The main driver of this transformation is the need for mobile operators to provide scalable, high-bandwidth, web 2.0 video and audio content, and internet access services for both mobile and fixed users in incremental CAPEX outlays.
Mobile operators in the region are faced with five key challenges that are driving the need for more bandwidth to the end-user devices (downlink and uplink):
- Enhancing coverage spanning dense urban, suburban, and rural areas.
- In markets where pre-paid services is dominant, value added data services need to be geared to lower-speed bandwidth while post-paid centric markets must typically target premium value added services.
- Potentially exponential increases in data traffic once higher speeds are enabled will not necessarily translate into higher data average revenue per user (ARPU).
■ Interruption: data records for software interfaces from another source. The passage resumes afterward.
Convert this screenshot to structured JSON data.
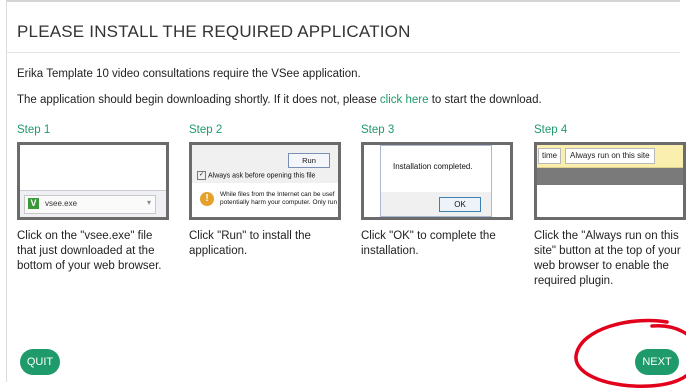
{
  "modal": {
    "title": "PLEASE INSTALL THE REQUIRED APPLICATION",
    "intro_line": "Erika Template 10 video consultations require the VSee application.",
    "download_text_before": "The application should begin downloading shortly. If it does not, please",
    "download_link": "click here",
    "download_text_after": "to start the download."
  },
  "steps": [
    {
      "label": "Step 1",
      "description": "Click on the \"vsee.exe\" file that just downloaded at the bottom of your web browser.",
      "thumb": {
        "file_name": "vsee.exe",
        "file_icon_letter": "V"
      }
    },
    {
      "label": "Step 2",
      "description": "Click \"Run\" to install the application.",
      "thumb": {
        "run_button": "Run",
        "checkbox_label": "Always ask before opening this file",
        "warning_line1": "While files from the Internet can be usef",
        "warning_line2": "potentially harm your computer. Only run"
      }
    },
    {
      "label": "Step 3",
      "description": "Click \"OK\" to complete the installation.",
      "thumb": {
        "message": "Installation completed.",
        "ok_button": "OK"
      }
    },
    {
      "label": "Step 4",
      "description": "Click the \"Always run on this site\" button at the top of your web browser to enable the required plugin.",
      "thumb": {
        "time_label": "time",
        "always_run_button": "Always run on this site"
      }
    }
  ],
  "buttons": {
    "quit": "QUIT",
    "next": "NEXT"
  },
  "colors": {
    "accent": "#1f9a6b",
    "annotation_circle": "#e3001b"
  }
}
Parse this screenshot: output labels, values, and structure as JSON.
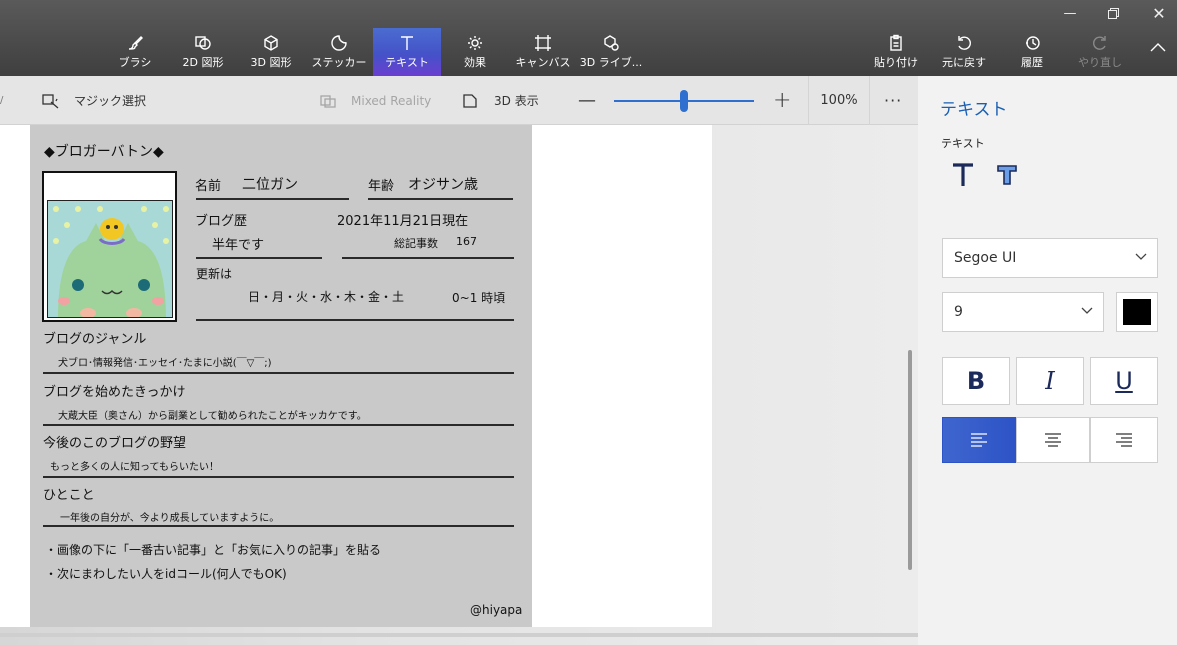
{
  "window": {
    "minimize_icon": "minimize-icon",
    "restore_icon": "restore-icon",
    "close_icon": "close-icon"
  },
  "ribbon": {
    "tools": [
      {
        "label": "ブラシ",
        "icon": "brush-icon"
      },
      {
        "label": "2D 図形",
        "icon": "2d-shapes-icon"
      },
      {
        "label": "3D 図形",
        "icon": "3d-shapes-icon"
      },
      {
        "label": "ステッカー",
        "icon": "sticker-icon"
      },
      {
        "label": "テキスト",
        "icon": "text-icon",
        "active": true
      },
      {
        "label": "効果",
        "icon": "effects-icon"
      },
      {
        "label": "キャンバス",
        "icon": "canvas-icon"
      },
      {
        "label": "3D ライブ...",
        "icon": "3d-library-icon"
      }
    ],
    "actions": [
      {
        "label": "貼り付け",
        "icon": "paste-icon"
      },
      {
        "label": "元に戻す",
        "icon": "undo-icon"
      },
      {
        "label": "履歴",
        "icon": "history-icon"
      },
      {
        "label": "やり直し",
        "icon": "redo-icon",
        "disabled": true
      }
    ]
  },
  "toolbar": {
    "magic_select": "マジック選択",
    "mixed_reality": "Mixed Reality",
    "view_3d": "3D 表示",
    "zoom_minus": "—",
    "zoom_plus": "+",
    "zoom_level": "100%",
    "zoom_fraction": 0.5,
    "more": "···"
  },
  "card": {
    "title": "◆ブロガーバトン◆",
    "name_label": "名前",
    "name_value": "二位ガン",
    "age_label": "年齢",
    "age_value": "オジサン歳",
    "blog_history_label": "ブログ歴",
    "as_of": "2021年11月21日現在",
    "blog_history_value": "半年です",
    "total_posts_label": "総記事数",
    "total_posts_value": "167",
    "update_label": "更新は",
    "update_days": "日・月・火・水・木・金・土",
    "update_time": "0~1 時頃",
    "genre_q": "ブログのジャンル",
    "genre_a": "犬ブロ･情報発信･エッセイ･たまに小説(￣▽￣;)",
    "reason_q": "ブログを始めたきっかけ",
    "reason_a": "大蔵大臣（奥さん）から副業として勧められたことがキッカケです。",
    "ambition_q": "今後のこのブログの野望",
    "ambition_a": "もっと多くの人に知ってもらいたい！",
    "comment_q": "ひとこと",
    "comment_a": "一年後の自分が、今より成長していますように。",
    "note1": "・画像の下に「一番古い記事」と「お気に入りの記事」を貼る",
    "note2": "・次にまわしたい人をidコール(何人でもOK)",
    "signature": "@hiyapa"
  },
  "panel": {
    "title": "テキスト",
    "subtitle": "テキスト",
    "font": "Segoe UI",
    "size": "9",
    "color": "#000000",
    "bold": "B",
    "italic": "I",
    "underline": "U"
  }
}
- Declining voice ARPU means that data ARPU must be increased in the long-term.
- Network OPEX will need to be carefully contained so that it does not grow disproportionately with traffic demand growth.
Without such a transformation of the wireless backhaul, the promise of 3.5G and 4G systems such as LTE will not be feasible. The emergence of bandwidth hungry devices such as Apple's 3G iPhone and Google's Android-operating system based devices means that mobile operators need to begin the transformation to NGN in the backhaul urgently in order to avoid being branded as obsolete.
Green IT will put additional pressure on radio access network (RAN) and backhaul designs to become more energy efficient which means that equipment vendors will need to balance computational power at the basestation versus that in the local exchanges and mobile switching centers. Basestations that have router functionality will be able to provide peer-to-peer communications within the network. The multitude of radio standards is also putting pressure on vendors to implement re-configurable software solutions in the basestation. If operators delay the revamp of their mobile core networks to an all-IP platform, they will be left behind. The reductions in OPEX will justify the effort during the current economic downturn.
The rapid emergence of converged mobile devices with 3.5G HSDPA and WiFi, dual-mode support and the imminent entry of 802.16e Mobile WiMAX devices mean that operators are facing a situation where users will expect 1Mbps speed all the time, anywhere and everywhere. This is in stark contrast to the existing 2G/2.5G/3G networks of today, which have hotspot like coverage for high-speed wireless data services. An all-IP infrastructure only exists in some of the next-generation fixed-line networks in Asia/Pacific, some of the early mobile WiMAX networks, and in recently constructed greenfield 3G networks. In most cases in the Asia/Pacific region, the 3G UMTS (WCDMA) radio basestations are connected via E1/T1 leased lines aggregated in groups of 1-8, in an effort to provide up to 15Mbps per cell site. HSPA or 3.5G, CDMA2000 EV-DO, and mobile WiMAX operate with a theoretical maximum of 10-30Mbps per sector depending on the amount of frequency allocated to the operator.
With LTE just around the corner, which could see peak capacity of over 100-150 Mbps per cell site, operators who choose to deploy LTE in dense urban areas could be facing huge bandwidth requirements that will invariably put enormous stress on the existing backhaul and transport infrastructure. Femto LTE and HSPA access points can help alleviate backhaul congestion in markets where FTTX or xDSL is widely deployed but in the rest of the markets, the backhaul will need to be a combination of fiber and NGN microwave/Fixed WiMAX.